Roman Coins in Britain

coin detail

Roman Invasion

When the Romans invaded Britain in 43 AD they brought with them a sophisticated coinage system that had been developing since the 4th century BC and which continued to develop until the fall of the Empire. From Claudius' invasion to the collapse of the empire in Britain in 410 AD a whole range of coins found their way into Britain.
Silver Denarius of Trajan, c.98-117 AD

Coins of the Early Empire

The initial coinage to enter Britain was that established during the reign of Emperor Augustus (27 BC-14 AD) consisting of the golden Aureus (worth 25 denarii), the silver Denarius (worth 4 sestertii), the copper alloy Sestertius (worth 2 dupondii), the Dupondius (worth 2 asses) and the As. The As was the basic unit, enough to buy a pound of bread or a litre of cheap wine, smaller fractions existed known as Semis and Quadrans.

One of the most widely used coins for the first 200 years of the Roman occupation was the Denarius. First struck in 211 BC it formed the backbone of the Roman system. However, over the next 400 years in the face of over spending the amount of silver in the coin was to drop considerably, from 95% in the days of late Republic to 50% by the reign of Septimius Severus (193-211 AD).
Silver alloy Antoninianus of Victorinus, c.268-278 AD

The Antoninianus

In response Emperor Caracalla struck a new coin in 214 AD, the silver Double-Denarius also referred to as the Antoninianus of 'Radiate Coin', so called as the emperor was depicted wearing a radiate crown, the head-dress of the divine.

In the 3rd century anarchy struck the empire, and between 218 AD and 284 AD no less than 37 emperors held imperial office. Emperors and usurpers alike paid for the support of large armies, consequently the Antoninianus was over struck. By the close of the century the coin contained only 2% silver.
Silver alloy Follis/Argenteus of Dicoletian, c.284-304 AD

Diocletian's Reforms

By 295 AD the Antoninanus was an almost worthless, copper coin with a slight silvery wash and some of the smaller coins had fallen out of circulation. Emperor Diocletian looked to reform the whole system, the Antoninianus was removed and coinage was simplified, consisting of only the silver Argenteus/Follis (worth 100 old denarii), the golden Aureus and four smaller copper alloy fractions known as Nummus.

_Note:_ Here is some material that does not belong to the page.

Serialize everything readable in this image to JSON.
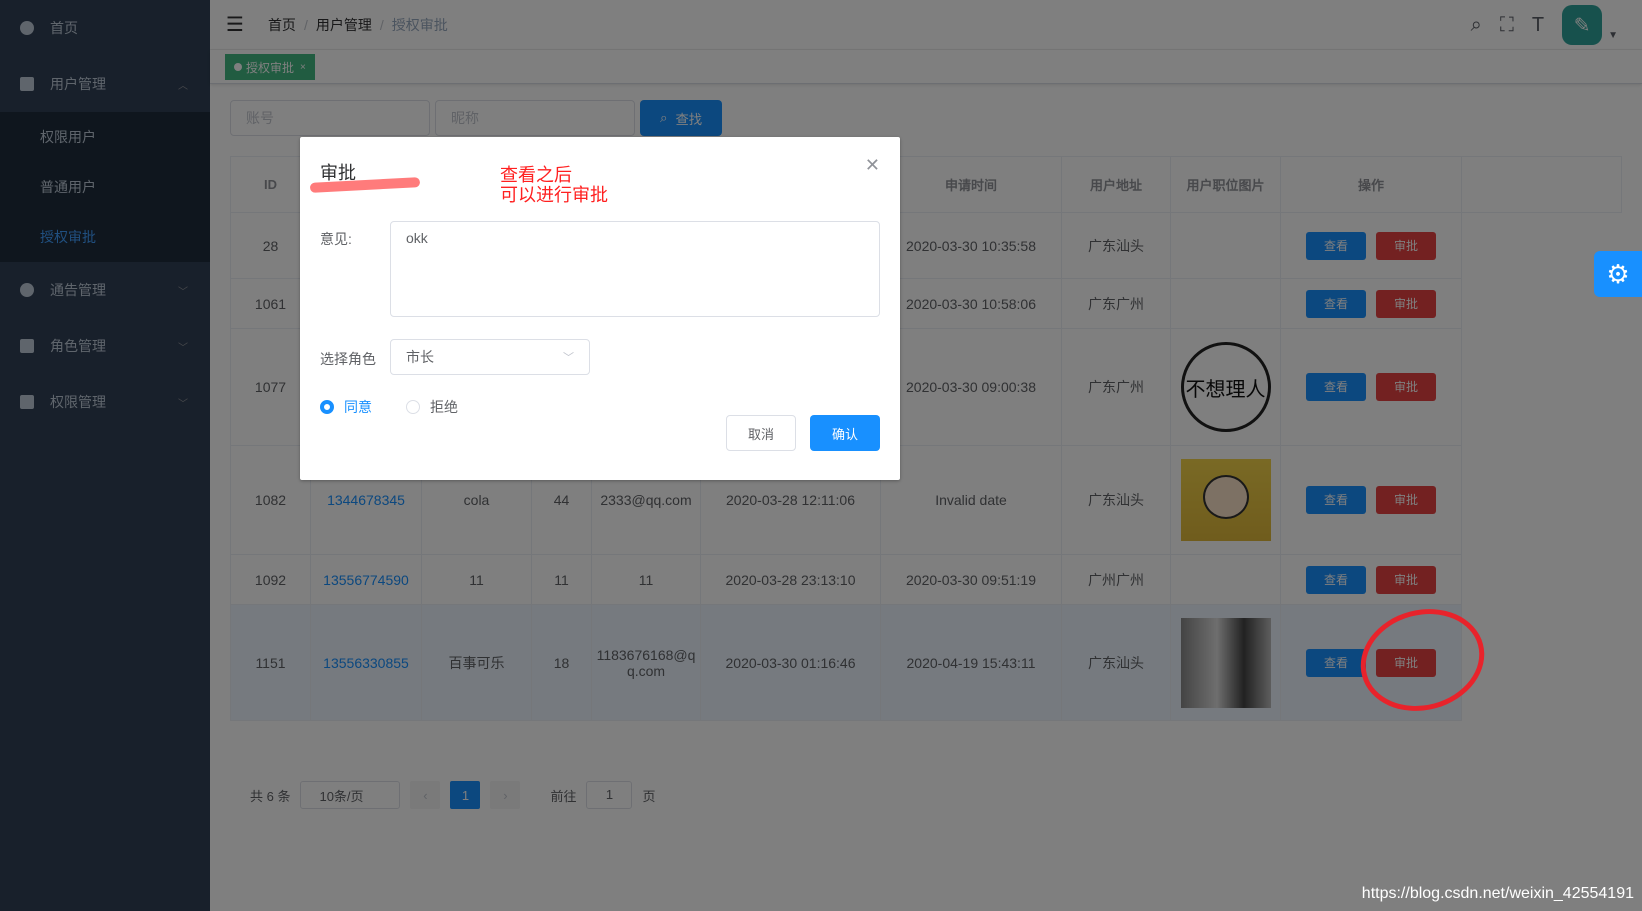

These coins did not initially reach Britain, the usurpers Carausius and Allectus (286-296 AD) had control of London mint and continued to strike radiate coins. Only when the empire was reunited did the new coins arrive in Britain.
Gold Solidus of Constantius II, c.353 AD

Constantine's Reforms

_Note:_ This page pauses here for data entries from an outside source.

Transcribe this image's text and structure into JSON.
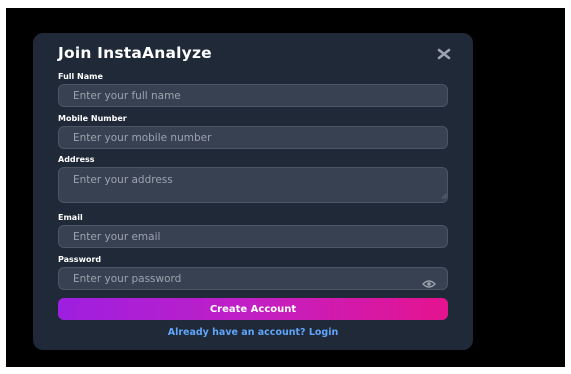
{
  "modal": {
    "title": "Join InstaAnalyze",
    "close_icon": "close-icon"
  },
  "fields": {
    "full_name": {
      "label": "Full Name",
      "placeholder": "Enter your full name",
      "value": ""
    },
    "mobile": {
      "label": "Mobile Number",
      "placeholder": "Enter your mobile number",
      "value": ""
    },
    "address": {
      "label": "Address",
      "placeholder": "Enter your address",
      "value": ""
    },
    "email": {
      "label": "Email",
      "placeholder": "Enter your email",
      "value": ""
    },
    "password": {
      "label": "Password",
      "placeholder": "Enter your password",
      "value": "",
      "toggle_icon": "eye-icon"
    }
  },
  "actions": {
    "submit_label": "Create Account",
    "login_link": "Already have an account? Login"
  },
  "colors": {
    "backdrop": "#000000",
    "modal_bg": "#1f2937",
    "input_bg": "#374151",
    "button_gradient_start": "#9d1fe0",
    "button_gradient_end": "#e5138f",
    "link": "#60a5fa"
  }
}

Diocletian's reforms held until the 4th century when more political fragmentation and inward fighting dogged the empire. By the reign of Constantine (306-337 AD) further reform was needed. The Argenteus was removed and new coins introduced, the gold Solidus and the silver Siliqua along with other multiples and fractions.

This time there was no sudden decline in the silver and despite some reforms to bronze coinage many of Constantine's reforms held until the fall of the empire. In Britain the usurper Magnentius briefly issued his own coins between 350-353 AD, however these are not common finds as they were quickly removed after the fall of Magnentius.

Return of the Barter Economy

When the Romans left Britain, the monetary system dissolved away with it and a barter system returned to the island. It would not be until the 6th century that currency began to circulate again in Britain.